The London Marathon has always billed itself as an international long-distance running event. In 2015, 38,262 racers representing roughly 200 countries ran the race, some setting world records along the way. But in 2016, a new record was sought, and it forever changed the London Marathon from an international race to an intergalactic event.

Last weekend, as almost 40,000 runners lined up to run 26.2 miles (42 kilometers) through the streets of London, British astronaut Tim Peake ran alongside them — albeit from more than 250 miles above the Earth and while orbiting the planet at 17,000 miles per hour. With his run, Peake became the first person to run the London Marathon from space.

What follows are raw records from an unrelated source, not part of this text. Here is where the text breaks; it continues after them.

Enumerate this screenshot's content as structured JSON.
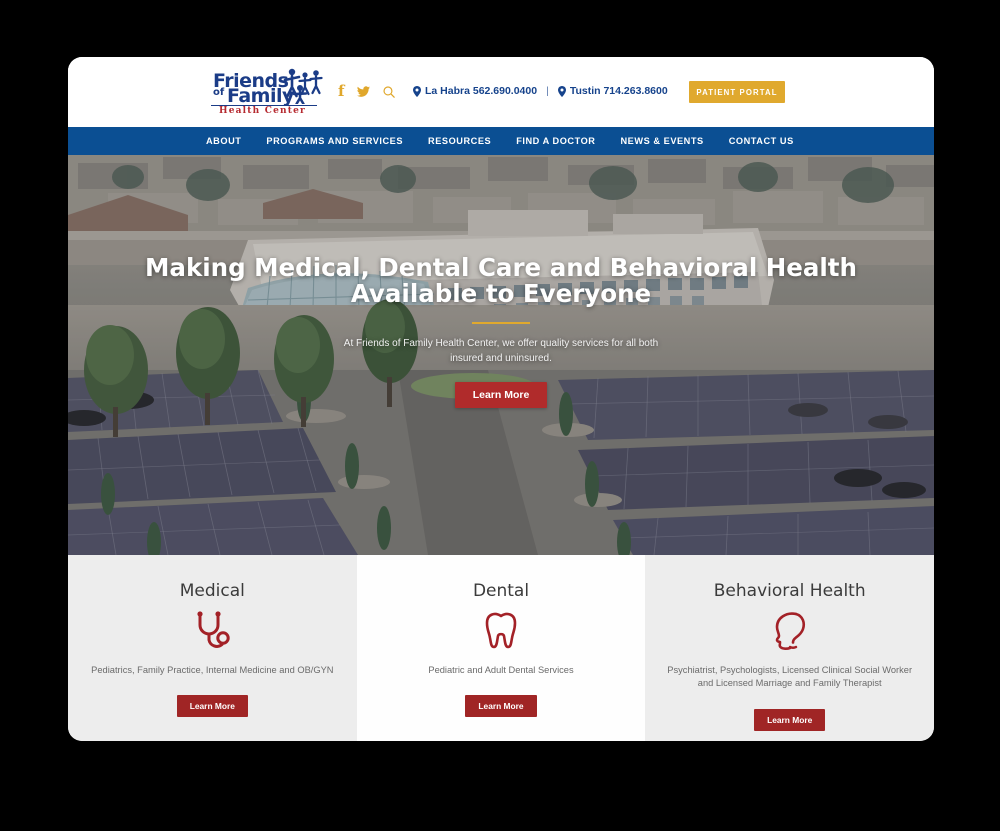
{
  "site": {
    "logo": {
      "line1": "Friends",
      "line2_small": "of",
      "line2": "Family",
      "line3": "Health Center",
      "icon": "family-figures-icon",
      "color_blue": "#1b3c87",
      "color_red": "#b5292f"
    },
    "social": [
      {
        "name": "facebook-icon",
        "glyph": "f"
      },
      {
        "name": "twitter-icon",
        "glyph": "bird"
      },
      {
        "name": "search-icon",
        "glyph": "magnifier"
      }
    ],
    "contacts": [
      {
        "label": "La Habra 562.690.0400",
        "icon": "location-pin-icon"
      },
      {
        "label": "Tustin 714.263.8600",
        "icon": "location-pin-icon"
      }
    ],
    "contact_separator": "|",
    "portal_button": "PATIENT PORTAL",
    "accent_gold": "#e0a92e",
    "nav_blue": "#0b4f93",
    "accent_red": "#b02b2b"
  },
  "nav": {
    "items": [
      {
        "label": "ABOUT"
      },
      {
        "label": "PROGRAMS AND SERVICES"
      },
      {
        "label": "RESOURCES"
      },
      {
        "label": "FIND A DOCTOR"
      },
      {
        "label": "NEWS & EVENTS"
      },
      {
        "label": "CONTACT US"
      }
    ]
  },
  "hero": {
    "title": "Making Medical, Dental Care and Behavioral Health Available to Everyone",
    "subtitle": "At Friends of Family Health Center, we offer quality services for all both insured and uninsured.",
    "button": "Learn More",
    "image_description": "aerial-view-of-health-center-campus-with-solar-carports"
  },
  "services": [
    {
      "title": "Medical",
      "icon": "stethoscope-icon",
      "description": "Pediatrics, Family Practice, Internal Medicine and OB/GYN",
      "button": "Learn More",
      "background": "#ededed"
    },
    {
      "title": "Dental",
      "icon": "tooth-icon",
      "description": "Pediatric and Adult Dental Services",
      "button": "Learn More",
      "background": "#fefefe"
    },
    {
      "title": "Behavioral Health",
      "icon": "head-profile-icon",
      "description": "Psychiatrist, Psychologists, Licensed Clinical Social Worker and Licensed Marriage and Family Therapist",
      "button": "Learn More",
      "background": "#ededed"
    }
  ]
}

This wasn't Peake's first marathon. The astronaut completed the London Marathon in 1999 in 3 hours 18 minutes and 50 seconds. But for that event he ran on the ground. His most recent feat marked the first time that anyone has run the London Marathon while in orbit.

"The London Marathon is a worldwide event. Let's take it out of this world," said Peake in a video put together by the London Marathon organizers and event sponsor Virgin Money.

Peake launched into orbit on Dec. 15 as a representative of the European Space Agency. He is the first Brit aboard the space station, and is scheduled to spend six months on this tour.

His December launch gave him a full 18-plus weeks to train before the London Marathon, which as many marathoners know is the perfect amount of time to train for such an undertaking. But while many of his race colleagues trained by pounding the pavement, Peake strapped himself into a harness system so that he could run in the weightless environment.

While running without gravity may seem like a breeze, Peake points out in the video that it's much harder than it sounds. "One of the biggest challenges that I'll be facing is actually the harness system," he says, "In [micro] gravity, I would float if I didn't strap myself down to the treadmill. So I have to wear a harness system — it's a bit similar to a rucksack. After about 40 minutes to an hour, that gets very uncomfortable to run in."

Peake wasn't planning to beat his 1999 time. He set a goal of anywhere between 3.5 to 4 hours. And he achieved that goal with room to spare with an estimated time of 3:35.21, the European Space Agency tweeted.

Peake was also the official starter of the race, telling his fellow competitors, "I'm really excited to be able to join the runners on earth from right here on board the Space Station. Good luck to everybody running, and I hope to see you all at the finish line."

To stay in touch with his fellow runners, Peake used the app RunSocial so that he could digitally follow the London Marathon route. RunSocial tweeted his progress along the way, like this moment when Peake was cruising through mile 23:

Peake is the second astronaut to run a marathon from the International Space Station. In 2007, Sunita Williams completed the Boston Marathon while orbiting the planet. Peake used his run to raise money for The Prince's Trust, a charity that works in youth education and training.

Editor's note: This story was originally written in December 2015 and has been updated with more recent information.